Start of EXTRACTED RECORDS

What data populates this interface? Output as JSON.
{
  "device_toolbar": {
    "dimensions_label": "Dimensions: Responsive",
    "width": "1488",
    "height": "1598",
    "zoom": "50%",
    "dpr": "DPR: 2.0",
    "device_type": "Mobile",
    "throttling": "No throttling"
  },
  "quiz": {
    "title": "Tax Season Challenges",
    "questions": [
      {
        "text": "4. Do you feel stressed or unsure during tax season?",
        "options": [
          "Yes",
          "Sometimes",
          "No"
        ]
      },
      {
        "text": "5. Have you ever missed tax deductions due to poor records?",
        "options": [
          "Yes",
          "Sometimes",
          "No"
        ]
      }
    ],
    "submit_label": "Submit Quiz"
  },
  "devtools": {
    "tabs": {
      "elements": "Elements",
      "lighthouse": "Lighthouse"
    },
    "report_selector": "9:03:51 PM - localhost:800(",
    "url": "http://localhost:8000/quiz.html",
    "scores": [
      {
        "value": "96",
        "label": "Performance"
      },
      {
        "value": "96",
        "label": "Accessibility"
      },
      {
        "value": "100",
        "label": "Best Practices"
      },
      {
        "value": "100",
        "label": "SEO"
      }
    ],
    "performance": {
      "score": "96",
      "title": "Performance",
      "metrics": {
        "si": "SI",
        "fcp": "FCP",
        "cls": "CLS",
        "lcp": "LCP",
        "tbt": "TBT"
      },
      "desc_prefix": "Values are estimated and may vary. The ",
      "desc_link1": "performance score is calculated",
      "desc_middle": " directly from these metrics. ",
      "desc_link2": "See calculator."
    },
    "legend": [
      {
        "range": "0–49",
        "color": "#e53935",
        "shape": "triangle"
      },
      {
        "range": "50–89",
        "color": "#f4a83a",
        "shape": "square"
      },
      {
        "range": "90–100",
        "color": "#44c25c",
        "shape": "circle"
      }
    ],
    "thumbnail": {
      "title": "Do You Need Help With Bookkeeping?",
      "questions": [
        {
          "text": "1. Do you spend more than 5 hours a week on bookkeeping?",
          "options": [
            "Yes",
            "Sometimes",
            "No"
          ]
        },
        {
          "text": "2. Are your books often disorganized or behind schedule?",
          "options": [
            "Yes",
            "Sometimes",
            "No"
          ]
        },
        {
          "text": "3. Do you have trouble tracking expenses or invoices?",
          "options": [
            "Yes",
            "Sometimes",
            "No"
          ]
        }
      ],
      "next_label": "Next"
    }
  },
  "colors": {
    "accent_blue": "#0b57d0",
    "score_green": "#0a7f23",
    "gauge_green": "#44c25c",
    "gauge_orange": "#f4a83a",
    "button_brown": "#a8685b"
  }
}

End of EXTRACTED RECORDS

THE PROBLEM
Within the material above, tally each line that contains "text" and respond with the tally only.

FINAL ANSWER
5